In situations where the profit is highest (in terms of reading comprehension), it is the acquisition of new knowledge and skills by the student, regardless of his socio-cultural environment. Students’ learning outcomes have changed. These contributions should be easily used to inform teachers’ pedagogical decisions. These main trends apply to primary and secondary education. Pedagogical knowledge is understood in the definition given by Shulman (1986, 1987), which is a special term that combines academic and pedagogical knowledge.
This content allows teachers to “transform their knowledge so that their teaching methods are effective, while adapting them to the different abilities and outcomes of students”. Assessment knowledge refers to the ability of teachers to diagnose pupils ‘educational needs so that their education is in line with pupils’ performance. This assessment knowledge also informs teachers of the progress that can be made if they want to improve in teaching the program. Thus, effective vocational training is characterized, inter alia, by knowledge of the interests and limitations of this and such testing, but also by the use of more informal assessment.
These two types of knowledge are not enough in themselves, but must be combined in a common theory of learning. Teachers generally learn from their beliefs about students and how they can learn, but also from their own understanding of the value of each curriculum and the best way to learn it.
Activities that are useful for learning
Most of the professional literature for teachers focuses on activities such as workshops or lessons for teachers rather than on the content taught. In fact, no action guarantees better results than another. All have positive and limited side effects. For example, a course is effective if teachers understand the theory behind their practice. More important than the form of the activity is whether it helps teachers to gain relevant knowledge and skills and how they can put them into practice in the classroom.
Good professional development is essential to address the challenges of reforming and improving the performance of the lowest-performing students in our education systems. Students’ demographics are changing, as is their knowledge of how to learn. This article compiles a list of results of a synthesis of National Education Conferences with international literature on the type of professional development that can lead to better academic results and personal and social application of students.

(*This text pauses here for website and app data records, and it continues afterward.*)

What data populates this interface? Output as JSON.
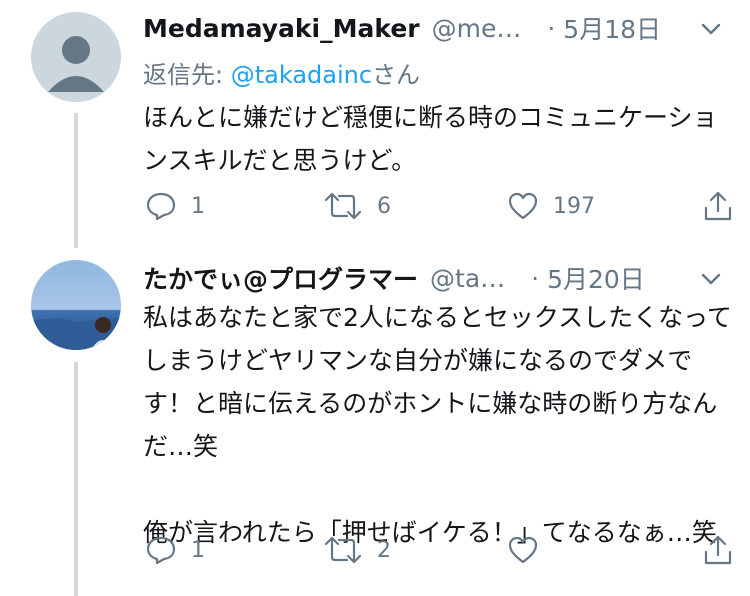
{
  "tweets": [
    {
      "name": "Medamayaki_Maker",
      "handle": "@me…",
      "dot": "·",
      "date": "5月18日",
      "reply_prefix": "返信先: ",
      "reply_mention": "@takadainc",
      "reply_suffix": "さん",
      "text": "ほんとに嫌だけど穏便に断る時のコミュニケーションスキルだと思うけど。",
      "reply_count": "1",
      "retweet_count": "6",
      "like_count": "197"
    },
    {
      "name": "たかでぃ@プログラマー",
      "handle": "@ta…",
      "dot": "·",
      "date": "5月20日",
      "text": "私はあなたと家で2人になるとセックスしたくなってしまうけどヤリマンな自分が嫌になるのでダメです！と暗に伝えるのがホントに嫌な時の断り方なんだ…笑\n\n俺が言われたら「押せばイケる！」てなるなぁ…笑",
      "reply_count": "1",
      "retweet_count": "2",
      "like_count": ""
    }
  ],
  "colors": {
    "text": "#14171a",
    "secondary": "#657786",
    "link": "#1da1f2",
    "thread_line": "#cfd9de"
  }
}
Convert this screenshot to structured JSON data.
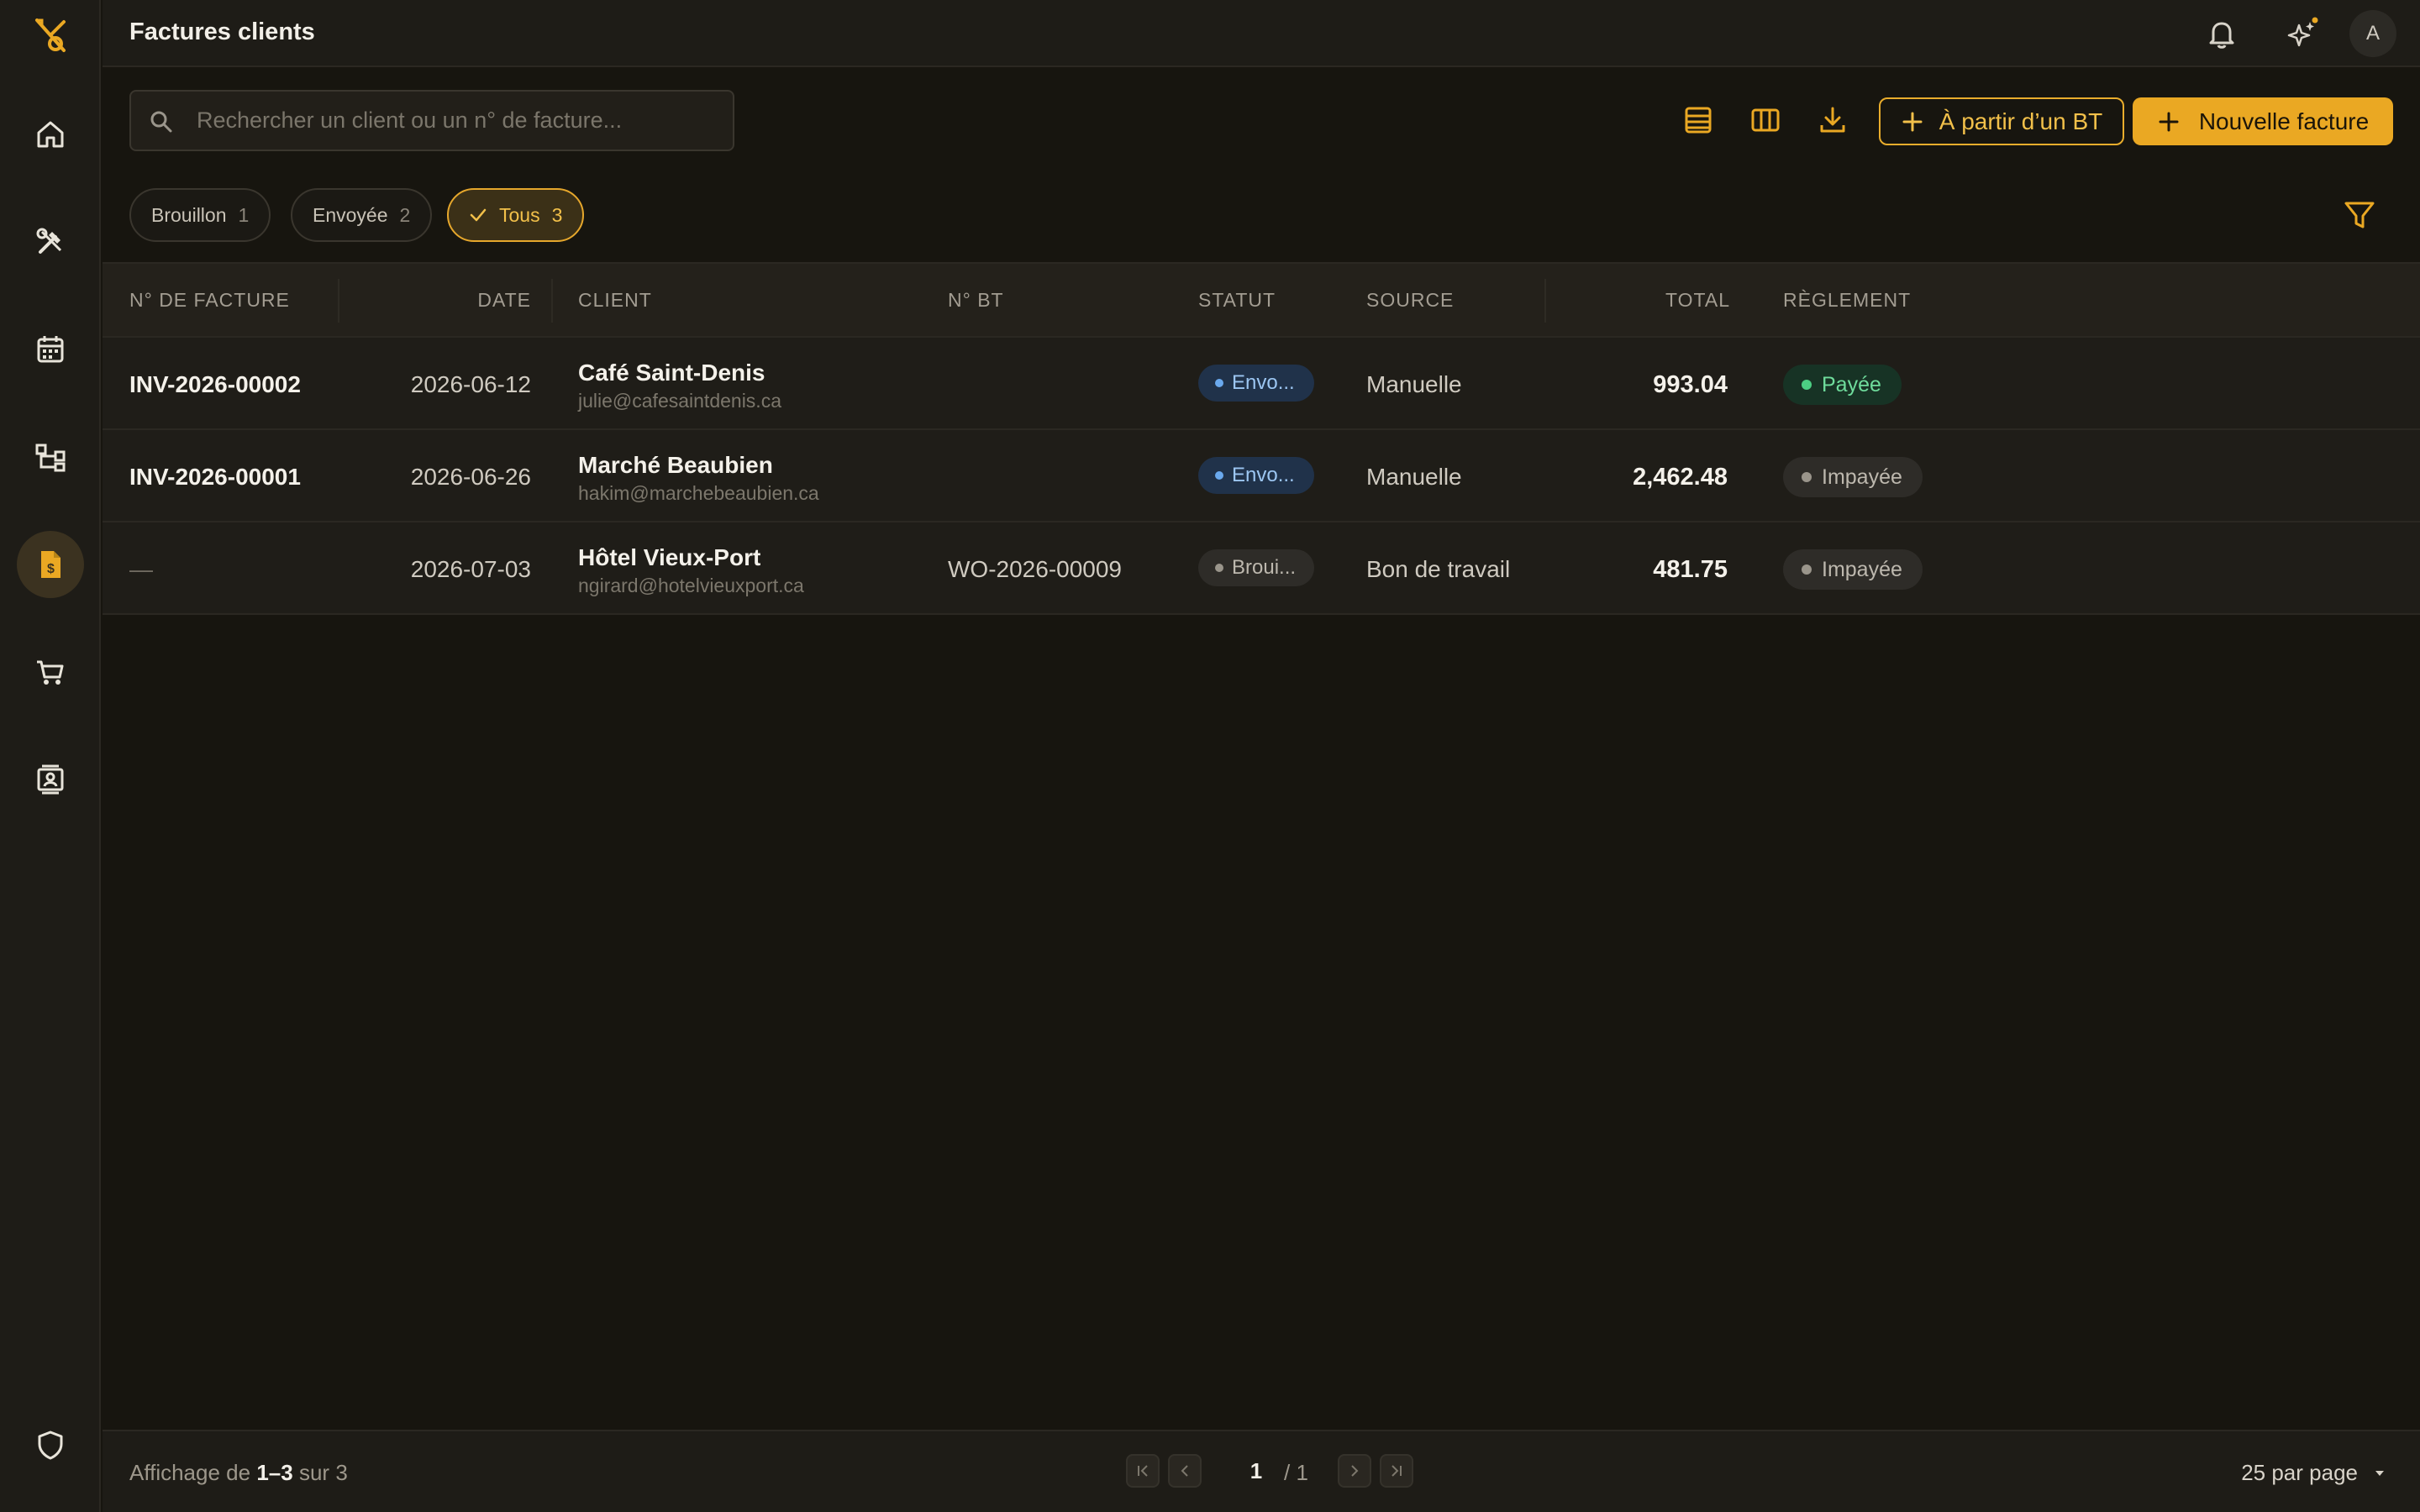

We have shown that the learning impact of our poorest students can be facilitated by teachers’ commitment to this continuous professional development. An evidence-based approach to the effectiveness of professional development is a challenge for researchers, teacher educators and educators themselves in terms of appropriate access to knowledge dissemination and training on offer. Training assessment is often based on teachers’ reactions at the end of their training.